Soccer players are not immune to traumatic brain injuries, according to the results of an autopsy of a young soccer player. A 29-year-old former soccer player was discovered to have chronic traumatic encephalopathy (CTE), proving that violent sports such as football and boxing are not the only sports to have athletes experiencing traumatic brain injuries.
Patrick Grange, a late member of the Chicago Fire, died in April 2012 of amyotrophic lateral sclerosis, also known as ALS or Lou Gehrig’s Disease, at the age of 29. Grange was widely recognized as the player who headed the ball frequently, and his parents Mike and Michelle recalled their son was, at 3, even eager to head the ball into the net. He also fell victim to concussions a few times, even receiving 17 stitches at one point due to a head-on collision playing a game in college.
Dr. Anne McKee of Boston University performed the exam on Grange, noting that the young man had extensive front lobal damage. While she did not say that it was Grange’s soccer playing that caused the damage, she did make it clear that Grange was an active header of the ball and that he did develop ALS. She cautioned against making any further connections between the two.
It seems as though traumatic brain injury has made its way onto the soccer pitch, as Grange is one of the first, if not the very first, soccer player to demonstrate such extensive trauma to his brain. Grange’s autopsy, coupled with the autopsy of baseball player Ryan Freel last year, has shown that cases of chronic traumatic encephalopathy have grown beyond the NFL, as previously thought. Thus far, there have been 50 NFL players autopsied, and all cases have demonstrated varying degrees of chronic traumatic encephalopathy.

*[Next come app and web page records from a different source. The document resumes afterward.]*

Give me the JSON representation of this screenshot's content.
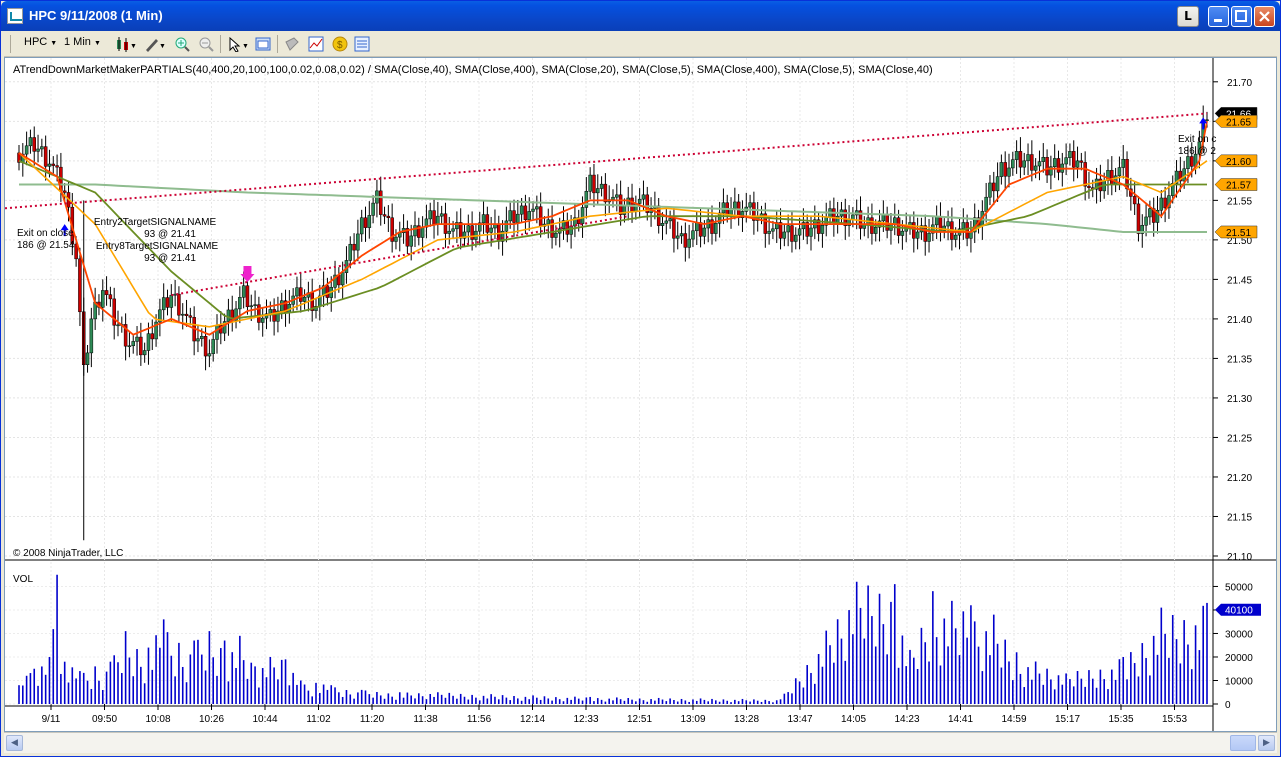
{
  "window": {
    "title": "HPC  9/11/2008 (1 Min)",
    "lock_label": "L"
  },
  "toolbar": {
    "instrument": "HPC",
    "interval": "1 Min"
  },
  "chart": {
    "indicator_line": "ATrendDownMarketMakerPARTIALS(40,400,20,100,100,0.02,0.08,0.02) / SMA(Close,40), SMA(Close,400), SMA(Close,20), SMA(Close,5), SMA(Close,400), SMA(Close,5), SMA(Close,40)",
    "copyright": "© 2008 NinjaTrader, LLC",
    "volume_label": "VOL",
    "annotations": {
      "exit_left_1": "Exit on close",
      "exit_left_2": "186 @ 21.54",
      "entry2_1": "Entry2TargetSIGNALNAME",
      "entry2_2": "93 @ 21.41",
      "entry8_1": "Entry8TargetSIGNALNAME",
      "entry8_2": "93 @ 21.41",
      "exit_right_1": "Exit on c",
      "exit_right_2": "186 @ 2"
    },
    "price_axis": [
      "21.70",
      "21.65",
      "21.60",
      "21.55",
      "21.50",
      "21.45",
      "21.40",
      "21.35",
      "21.30",
      "21.25",
      "21.20",
      "21.15",
      "21.10"
    ],
    "volume_axis": [
      "50000",
      "40000",
      "30000",
      "20000",
      "10000",
      "0"
    ],
    "time_axis": [
      "9/11",
      "09:50",
      "10:08",
      "10:26",
      "10:44",
      "11:02",
      "11:20",
      "11:38",
      "11:56",
      "12:14",
      "12:33",
      "12:51",
      "13:09",
      "13:28",
      "13:47",
      "14:05",
      "14:23",
      "14:41",
      "14:59",
      "15:17",
      "15:35",
      "15:53"
    ],
    "price_tags": [
      {
        "value": "21.66",
        "color": "#000000",
        "text_color": "#ffffff"
      },
      {
        "value": "21.65",
        "color": "#ffa500",
        "text_color": "#000000"
      },
      {
        "value": "21.60",
        "color": "#ffa500",
        "text_color": "#000000"
      },
      {
        "value": "21.57",
        "color": "#ffa500",
        "text_color": "#000000"
      },
      {
        "value": "21.51",
        "color": "#ffa500",
        "text_color": "#000000"
      }
    ],
    "volume_tag": {
      "value": "40100",
      "color": "#0000cc"
    },
    "colors": {
      "up_candle": "#2e8b57",
      "down_candle": "#cc0000",
      "sma_orange": "#ffa500",
      "sma_dark": "#6b8e23",
      "sma_slow": "#8fbc8f",
      "trend_line": "#cc0033",
      "volume_bar": "#0000cc"
    }
  },
  "chart_data": {
    "type": "candlestick",
    "symbol": "HPC",
    "ylim": [
      21.1,
      21.72
    ],
    "close_path": [
      [
        0,
        21.61
      ],
      [
        4,
        21.62
      ],
      [
        8,
        21.6
      ],
      [
        12,
        21.56
      ],
      [
        15,
        21.48
      ],
      [
        17,
        21.33
      ],
      [
        19,
        21.4
      ],
      [
        22,
        21.44
      ],
      [
        25,
        21.4
      ],
      [
        29,
        21.37
      ],
      [
        33,
        21.36
      ],
      [
        36,
        21.4
      ],
      [
        40,
        21.43
      ],
      [
        43,
        21.41
      ],
      [
        46,
        21.38
      ],
      [
        50,
        21.36
      ],
      [
        53,
        21.39
      ],
      [
        56,
        21.41
      ],
      [
        59,
        21.43
      ],
      [
        62,
        21.41
      ],
      [
        66,
        21.4
      ],
      [
        70,
        21.42
      ],
      [
        74,
        21.43
      ],
      [
        78,
        21.42
      ],
      [
        82,
        21.44
      ],
      [
        86,
        21.47
      ],
      [
        90,
        21.52
      ],
      [
        94,
        21.55
      ],
      [
        98,
        21.51
      ],
      [
        102,
        21.5
      ],
      [
        106,
        21.52
      ],
      [
        110,
        21.53
      ],
      [
        114,
        21.51
      ],
      [
        118,
        21.51
      ],
      [
        122,
        21.52
      ],
      [
        126,
        21.51
      ],
      [
        130,
        21.53
      ],
      [
        134,
        21.54
      ],
      [
        138,
        21.52
      ],
      [
        142,
        21.51
      ],
      [
        146,
        21.52
      ],
      [
        150,
        21.57
      ],
      [
        154,
        21.56
      ],
      [
        158,
        21.54
      ],
      [
        162,
        21.55
      ],
      [
        166,
        21.54
      ],
      [
        170,
        21.52
      ],
      [
        174,
        21.5
      ],
      [
        178,
        21.51
      ],
      [
        182,
        21.52
      ],
      [
        186,
        21.54
      ],
      [
        190,
        21.54
      ],
      [
        194,
        21.53
      ],
      [
        198,
        21.51
      ],
      [
        202,
        21.51
      ],
      [
        206,
        21.51
      ],
      [
        210,
        21.52
      ],
      [
        214,
        21.53
      ],
      [
        218,
        21.53
      ],
      [
        222,
        21.52
      ],
      [
        226,
        21.52
      ],
      [
        230,
        21.52
      ],
      [
        234,
        21.51
      ],
      [
        238,
        21.51
      ],
      [
        242,
        21.52
      ],
      [
        246,
        21.51
      ],
      [
        250,
        21.51
      ],
      [
        254,
        21.55
      ],
      [
        258,
        21.59
      ],
      [
        262,
        21.6
      ],
      [
        266,
        21.6
      ],
      [
        270,
        21.59
      ],
      [
        274,
        21.6
      ],
      [
        278,
        21.6
      ],
      [
        282,
        21.56
      ],
      [
        286,
        21.58
      ],
      [
        290,
        21.59
      ],
      [
        294,
        21.52
      ],
      [
        298,
        21.53
      ],
      [
        302,
        21.56
      ],
      [
        306,
        21.59
      ],
      [
        310,
        21.62
      ],
      [
        312,
        21.66
      ]
    ],
    "volume_series": [
      [
        0,
        8000
      ],
      [
        2,
        12000
      ],
      [
        4,
        15000
      ],
      [
        8,
        20000
      ],
      [
        10,
        55000
      ],
      [
        12,
        18000
      ],
      [
        16,
        14000
      ],
      [
        20,
        16000
      ],
      [
        24,
        18000
      ],
      [
        28,
        31000
      ],
      [
        34,
        24000
      ],
      [
        38,
        36000
      ],
      [
        42,
        26000
      ],
      [
        46,
        27000
      ],
      [
        50,
        31000
      ],
      [
        54,
        27000
      ],
      [
        58,
        29000
      ],
      [
        62,
        16000
      ],
      [
        66,
        20000
      ],
      [
        70,
        19000
      ],
      [
        74,
        10000
      ],
      [
        78,
        9000
      ],
      [
        82,
        8000
      ],
      [
        90,
        6000
      ],
      [
        100,
        5000
      ],
      [
        110,
        5000
      ],
      [
        150,
        3000
      ],
      [
        200,
        2000
      ],
      [
        220,
        52000
      ],
      [
        230,
        51000
      ],
      [
        234,
        23000
      ],
      [
        240,
        48000
      ],
      [
        250,
        42000
      ],
      [
        256,
        38000
      ],
      [
        262,
        22000
      ],
      [
        275,
        13000
      ],
      [
        290,
        20000
      ],
      [
        300,
        41000
      ],
      [
        312,
        43000
      ]
    ],
    "sma_fast_path": [
      [
        0,
        21.61
      ],
      [
        10,
        21.58
      ],
      [
        20,
        21.42
      ],
      [
        30,
        21.38
      ],
      [
        40,
        21.4
      ],
      [
        50,
        21.38
      ],
      [
        60,
        21.41
      ],
      [
        70,
        21.42
      ],
      [
        80,
        21.44
      ],
      [
        90,
        21.48
      ],
      [
        100,
        21.51
      ],
      [
        110,
        21.52
      ],
      [
        120,
        21.52
      ],
      [
        130,
        21.52
      ],
      [
        140,
        21.53
      ],
      [
        150,
        21.55
      ],
      [
        160,
        21.55
      ],
      [
        170,
        21.53
      ],
      [
        180,
        21.52
      ],
      [
        190,
        21.53
      ],
      [
        200,
        21.52
      ],
      [
        210,
        21.52
      ],
      [
        220,
        21.52
      ],
      [
        230,
        21.52
      ],
      [
        240,
        21.51
      ],
      [
        250,
        21.51
      ],
      [
        260,
        21.57
      ],
      [
        270,
        21.59
      ],
      [
        280,
        21.59
      ],
      [
        290,
        21.57
      ],
      [
        300,
        21.53
      ],
      [
        310,
        21.6
      ],
      [
        312,
        21.65
      ]
    ],
    "sma_mid_path": [
      [
        0,
        21.61
      ],
      [
        20,
        21.52
      ],
      [
        35,
        21.4
      ],
      [
        50,
        21.39
      ],
      [
        70,
        21.41
      ],
      [
        90,
        21.45
      ],
      [
        110,
        21.5
      ],
      [
        130,
        21.51
      ],
      [
        150,
        21.53
      ],
      [
        170,
        21.54
      ],
      [
        190,
        21.53
      ],
      [
        210,
        21.53
      ],
      [
        230,
        21.52
      ],
      [
        250,
        21.51
      ],
      [
        270,
        21.56
      ],
      [
        290,
        21.58
      ],
      [
        300,
        21.56
      ],
      [
        312,
        21.6
      ]
    ],
    "sma_40_path": [
      [
        0,
        21.6
      ],
      [
        20,
        21.56
      ],
      [
        40,
        21.46
      ],
      [
        55,
        21.4
      ],
      [
        75,
        21.41
      ],
      [
        95,
        21.44
      ],
      [
        115,
        21.49
      ],
      [
        140,
        21.51
      ],
      [
        165,
        21.53
      ],
      [
        190,
        21.53
      ],
      [
        220,
        21.52
      ],
      [
        245,
        21.51
      ],
      [
        265,
        21.53
      ],
      [
        285,
        21.57
      ],
      [
        300,
        21.57
      ],
      [
        312,
        21.57
      ]
    ],
    "sma_400_path": [
      [
        0,
        21.57
      ],
      [
        20,
        21.57
      ],
      [
        60,
        21.56
      ],
      [
        120,
        21.55
      ],
      [
        180,
        21.54
      ],
      [
        240,
        21.53
      ],
      [
        270,
        21.52
      ],
      [
        290,
        21.51
      ],
      [
        312,
        21.51
      ]
    ],
    "trend_line": [
      [
        0,
        21.54
      ],
      [
        312,
        21.66
      ]
    ]
  }
}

Symptoms of CTE can include depression, impulse control disorders and eventually progressive dementia. The condition has also been found in several hockey players. The late rugby player Barry Taylor, who died at 77, played competitive rugby for 19 years and had been known as a hard charger on the field. His son, Steven, notes that evidence of brain trauma became quite significant in his father. At one point, his father was not even sure of his own name. When he was autopsied, it was found that Taylor’s brain was extremely shriveled, leading medical professionals to a stage 4 CTE diagnosis. Stage 4 is the most serious level of the disease.

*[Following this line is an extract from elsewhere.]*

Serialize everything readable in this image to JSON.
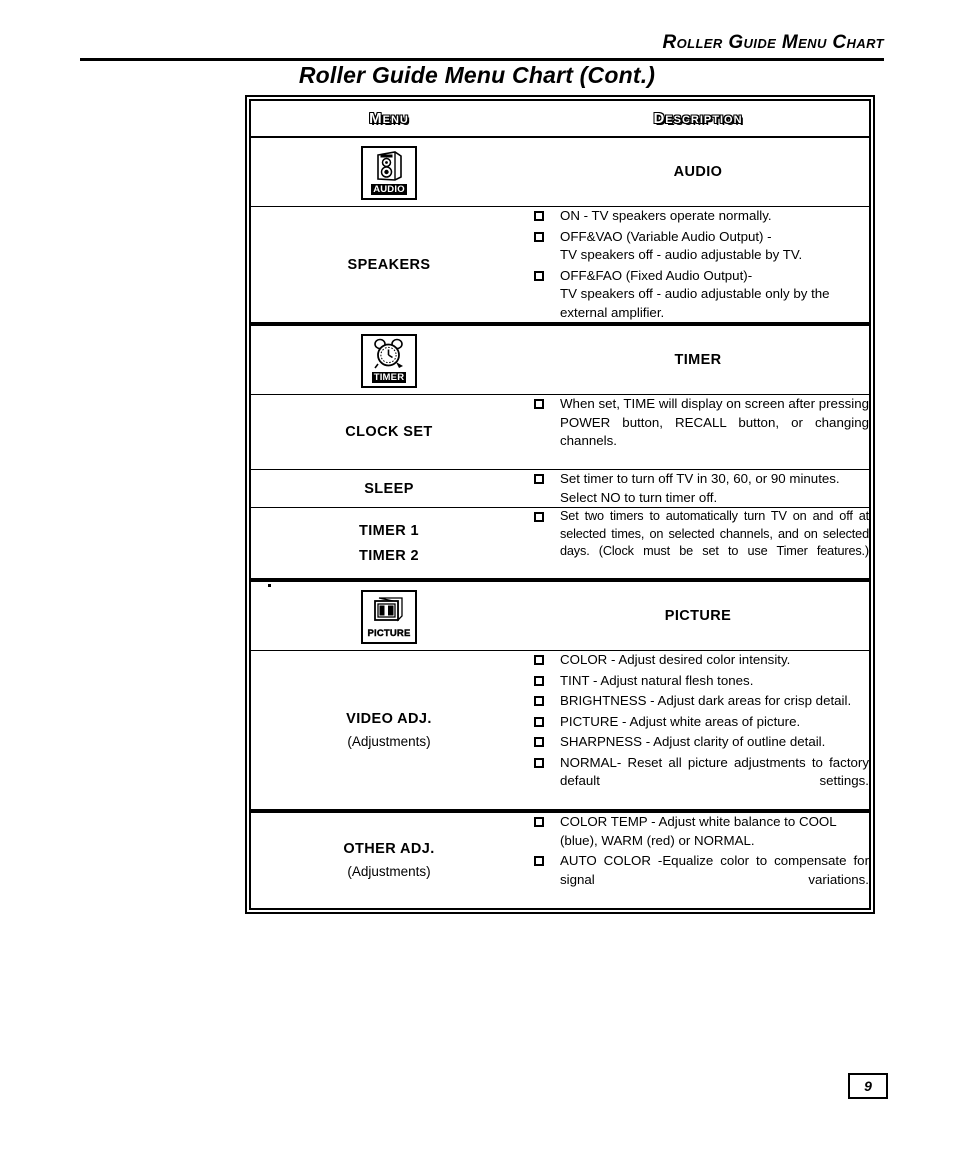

Psychology professor Dr. Erin Bigler was unsurprised at the diagnosis of CTE in a soccer player. He says that younger players should avoid heading the ball on a regular basis, as the brain does not reach full development until the age of 25 and serious injury could result. Recent studies by the journals Radiology and Brain Injury have suggested a link between constant heading of the ball and impaired cognitive function.

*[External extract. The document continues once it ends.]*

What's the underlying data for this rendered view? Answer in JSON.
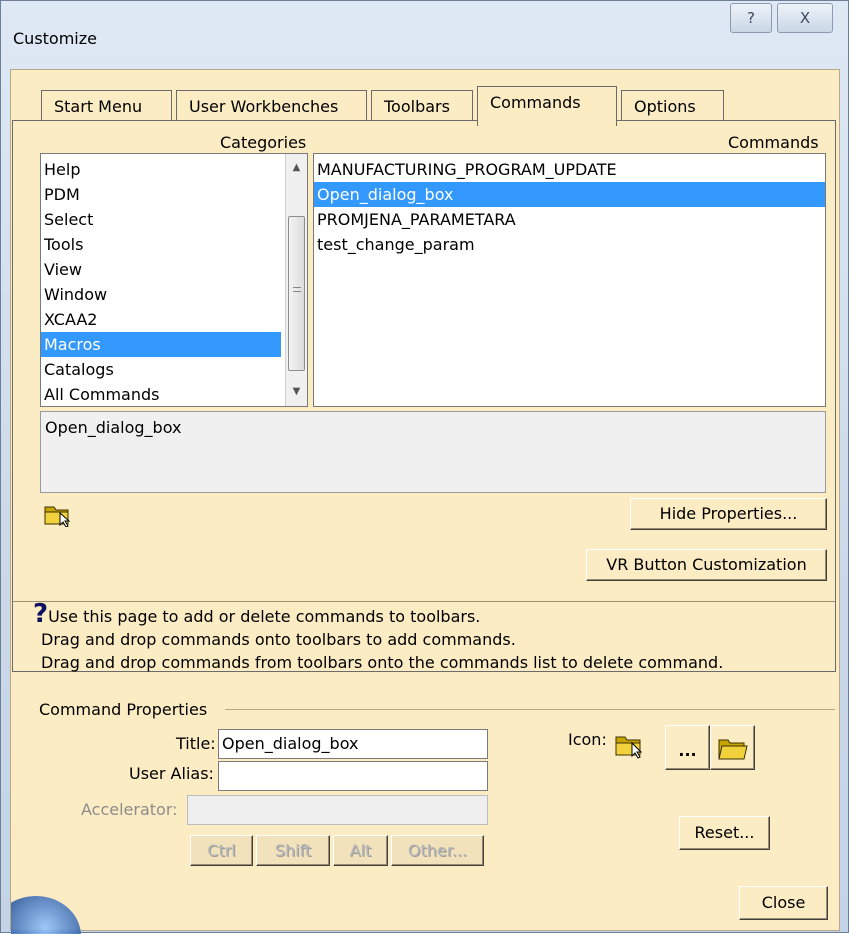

It could prove difficult to convince soccer players to quit heading the ball, as the maneuver is considered by many to be an essential component of the sport. However, as evidence of brain trauma has made its way to the soccer pitch, many soccer coaches may be reconsidering how to coach their players against literally using their heads.
By Christina St-Jean